Your task = Copy the records below exactly as they appear.

====== Extracted entries ======

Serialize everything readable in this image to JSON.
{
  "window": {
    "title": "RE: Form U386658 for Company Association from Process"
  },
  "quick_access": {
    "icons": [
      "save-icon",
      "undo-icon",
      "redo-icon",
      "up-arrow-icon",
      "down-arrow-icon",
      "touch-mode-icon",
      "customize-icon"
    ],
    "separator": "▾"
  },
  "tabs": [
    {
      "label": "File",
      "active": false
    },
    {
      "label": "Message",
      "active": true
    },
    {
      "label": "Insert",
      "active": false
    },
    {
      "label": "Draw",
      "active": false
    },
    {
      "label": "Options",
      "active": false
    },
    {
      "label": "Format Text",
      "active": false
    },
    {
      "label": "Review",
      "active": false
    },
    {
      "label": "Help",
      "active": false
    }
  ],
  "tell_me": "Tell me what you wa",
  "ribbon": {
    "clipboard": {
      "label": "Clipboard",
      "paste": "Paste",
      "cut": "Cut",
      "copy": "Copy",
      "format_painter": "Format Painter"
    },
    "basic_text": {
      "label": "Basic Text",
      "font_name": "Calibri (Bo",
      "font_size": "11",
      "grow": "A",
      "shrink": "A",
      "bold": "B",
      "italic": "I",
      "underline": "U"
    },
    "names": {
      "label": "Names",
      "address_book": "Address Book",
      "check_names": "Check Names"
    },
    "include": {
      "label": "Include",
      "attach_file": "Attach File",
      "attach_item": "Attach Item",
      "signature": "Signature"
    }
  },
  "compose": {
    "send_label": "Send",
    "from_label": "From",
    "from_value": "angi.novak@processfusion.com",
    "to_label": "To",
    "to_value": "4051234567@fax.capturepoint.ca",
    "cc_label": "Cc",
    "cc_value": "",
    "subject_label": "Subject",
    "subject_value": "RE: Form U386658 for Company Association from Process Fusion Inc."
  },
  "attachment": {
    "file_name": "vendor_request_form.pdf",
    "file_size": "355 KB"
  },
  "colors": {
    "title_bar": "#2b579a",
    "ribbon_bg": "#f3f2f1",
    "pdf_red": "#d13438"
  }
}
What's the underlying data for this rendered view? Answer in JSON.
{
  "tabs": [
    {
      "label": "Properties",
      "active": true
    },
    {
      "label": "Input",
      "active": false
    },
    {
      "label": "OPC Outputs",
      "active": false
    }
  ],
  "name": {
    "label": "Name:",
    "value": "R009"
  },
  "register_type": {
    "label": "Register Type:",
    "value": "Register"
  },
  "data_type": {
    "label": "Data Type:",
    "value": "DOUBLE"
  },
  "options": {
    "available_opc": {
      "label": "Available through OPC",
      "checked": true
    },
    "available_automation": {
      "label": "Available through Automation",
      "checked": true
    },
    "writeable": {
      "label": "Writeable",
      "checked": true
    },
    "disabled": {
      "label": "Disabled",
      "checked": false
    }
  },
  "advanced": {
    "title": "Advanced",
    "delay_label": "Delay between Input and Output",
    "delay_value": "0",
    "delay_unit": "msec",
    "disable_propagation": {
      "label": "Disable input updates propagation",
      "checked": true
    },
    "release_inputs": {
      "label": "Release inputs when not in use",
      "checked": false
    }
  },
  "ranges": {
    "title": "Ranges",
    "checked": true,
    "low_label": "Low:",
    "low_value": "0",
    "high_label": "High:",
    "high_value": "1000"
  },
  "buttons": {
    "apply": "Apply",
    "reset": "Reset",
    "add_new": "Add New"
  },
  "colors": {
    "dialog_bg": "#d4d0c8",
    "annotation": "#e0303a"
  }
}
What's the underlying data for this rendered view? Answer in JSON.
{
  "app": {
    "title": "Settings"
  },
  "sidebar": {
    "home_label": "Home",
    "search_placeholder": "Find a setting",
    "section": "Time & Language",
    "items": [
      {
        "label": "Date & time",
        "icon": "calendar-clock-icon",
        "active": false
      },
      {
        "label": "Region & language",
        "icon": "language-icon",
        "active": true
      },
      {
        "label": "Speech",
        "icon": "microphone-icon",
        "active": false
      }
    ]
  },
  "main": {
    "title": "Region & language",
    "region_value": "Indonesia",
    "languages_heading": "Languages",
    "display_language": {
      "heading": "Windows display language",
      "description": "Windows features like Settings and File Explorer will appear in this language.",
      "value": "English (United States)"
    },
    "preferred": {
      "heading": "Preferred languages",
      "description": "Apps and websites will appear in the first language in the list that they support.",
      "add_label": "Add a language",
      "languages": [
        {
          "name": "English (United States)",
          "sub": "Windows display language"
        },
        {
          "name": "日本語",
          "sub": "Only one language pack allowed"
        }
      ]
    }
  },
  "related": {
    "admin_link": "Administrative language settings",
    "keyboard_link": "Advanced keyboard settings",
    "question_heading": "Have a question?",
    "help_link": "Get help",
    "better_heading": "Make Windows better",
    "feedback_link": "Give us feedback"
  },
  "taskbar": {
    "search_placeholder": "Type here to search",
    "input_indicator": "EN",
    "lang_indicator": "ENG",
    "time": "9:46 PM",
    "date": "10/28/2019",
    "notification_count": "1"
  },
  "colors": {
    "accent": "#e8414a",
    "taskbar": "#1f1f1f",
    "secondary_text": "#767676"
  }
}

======

Exercise output =
Serialize everything readable in this image to JSON.
{
  "window": {
    "title": "RE: Form U386658 for Company Association from Process"
  },
  "quick_access": {
    "icons": [
      "save-icon",
      "undo-icon",
      "redo-icon",
      "up-arrow-icon",
      "down-arrow-icon",
      "touch-mode-icon",
      "customize-icon"
    ],
    "separator": "▾"
  },
  "tabs": [
    {
      "label": "File",
      "active": false
    },
    {
      "label": "Message",
      "active": true
    },
    {
      "label": "Insert",
      "active": false
    },
    {
      "label": "Draw",
      "active": false
    },
    {
      "label": "Options",
      "active": false
    },
    {
      "label": "Format Text",
      "active": false
    },
    {
      "label": "Review",
      "active": false
    },
    {
      "label": "Help",
      "active": false
    }
  ],
  "tell_me": "Tell me what you wa",
  "ribbon": {
    "clipboard": {
      "label": "Clipboard",
      "paste": "Paste",
      "cut": "Cut",
      "copy": "Copy",
      "format_painter": "Format Painter"
    },
    "basic_text": {
      "label": "Basic Text",
      "font_name": "Calibri (Bo",
      "font_size": "11",
      "grow": "A",
      "shrink": "A",
      "bold": "B",
      "italic": "I",
      "underline": "U"
    },
    "names": {
      "label": "Names",
      "address_book": "Address Book",
      "check_names": "Check Names"
    },
    "include": {
      "label": "Include",
      "attach_file": "Attach File",
      "attach_item": "Attach Item",
      "signature": "Signature"
    }
  },
  "compose": {
    "send_label": "Send",
    "from_label": "From",
    "from_value": "angi.novak@processfusion.com",
    "to_label": "To",
    "to_value": "4051234567@fax.capturepoint.ca",
    "cc_label": "Cc",
    "cc_value": "",
    "subject_label": "Subject",
    "subject_value": "RE: Form U386658 for Company Association from Process Fusion Inc."
  },
  "attachment": {
    "file_name": "vendor_request_form.pdf",
    "file_size": "355 KB"
  },
  "colors": {
    "title_bar": "#2b579a",
    "ribbon_bg": "#f3f2f1",
    "pdf_red": "#d13438"
  }
}
What's the underlying data for this rendered view? Answer in JSON.
{
  "tabs": [
    {
      "label": "Properties",
      "active": true
    },
    {
      "label": "Input",
      "active": false
    },
    {
      "label": "OPC Outputs",
      "active": false
    }
  ],
  "name": {
    "label": "Name:",
    "value": "R009"
  },
  "register_type": {
    "label": "Register Type:",
    "value": "Register"
  },
  "data_type": {
    "label": "Data Type:",
    "value": "DOUBLE"
  },
  "options": {
    "available_opc": {
      "label": "Available through OPC",
      "checked": true
    },
    "available_automation": {
      "label": "Available through Automation",
      "checked": true
    },
    "writeable": {
      "label": "Writeable",
      "checked": true
    },
    "disabled": {
      "label": "Disabled",
      "checked": false
    }
  },
  "advanced": {
    "title": "Advanced",
    "delay_label": "Delay between Input and Output",
    "delay_value": "0",
    "delay_unit": "msec",
    "disable_propagation": {
      "label": "Disable input updates propagation",
      "checked": true
    },
    "release_inputs": {
      "label": "Release inputs when not in use",
      "checked": false
    }
  },
  "ranges": {
    "title": "Ranges",
    "checked": true,
    "low_label": "Low:",
    "low_value": "0",
    "high_label": "High:",
    "high_value": "1000"
  },
  "buttons": {
    "apply": "Apply",
    "reset": "Reset",
    "add_new": "Add New"
  },
  "colors": {
    "dialog_bg": "#d4d0c8",
    "annotation": "#e0303a"
  }
}
What's the underlying data for this rendered view? Answer in JSON.
{
  "app": {
    "title": "Settings"
  },
  "sidebar": {
    "home_label": "Home",
    "search_placeholder": "Find a setting",
    "section": "Time & Language",
    "items": [
      {
        "label": "Date & time",
        "icon": "calendar-clock-icon",
        "active": false
      },
      {
        "label": "Region & language",
        "icon": "language-icon",
        "active": true
      },
      {
        "label": "Speech",
        "icon": "microphone-icon",
        "active": false
      }
    ]
  },
  "main": {
    "title": "Region & language",
    "region_value": "Indonesia",
    "languages_heading": "Languages",
    "display_language": {
      "heading": "Windows display language",
      "description": "Windows features like Settings and File Explorer will appear in this language.",
      "value": "English (United States)"
    },
    "preferred": {
      "heading": "Preferred languages",
      "description": "Apps and websites will appear in the first language in the list that they support.",
      "add_label": "Add a language",
      "languages": [
        {
          "name": "English (United States)",
          "sub": "Windows display language"
        },
        {
          "name": "日本語",
          "sub": "Only one language pack allowed"
        }
      ]
    }
  },
  "related": {
    "admin_link": "Administrative language settings",
    "keyboard_link": "Advanced keyboard settings",
    "question_heading": "Have a question?",
    "help_link": "Get help",
    "better_heading": "Make Windows better",
    "feedback_link": "Give us feedback"
  },
  "taskbar": {
    "search_placeholder": "Type here to search",
    "input_indicator": "EN",
    "lang_indicator": "ENG",
    "time": "9:46 PM",
    "date": "10/28/2019",
    "notification_count": "1"
  },
  "colors": {
    "accent": "#e8414a",
    "taskbar": "#1f1f1f",
    "secondary_text": "#767676"
  }
}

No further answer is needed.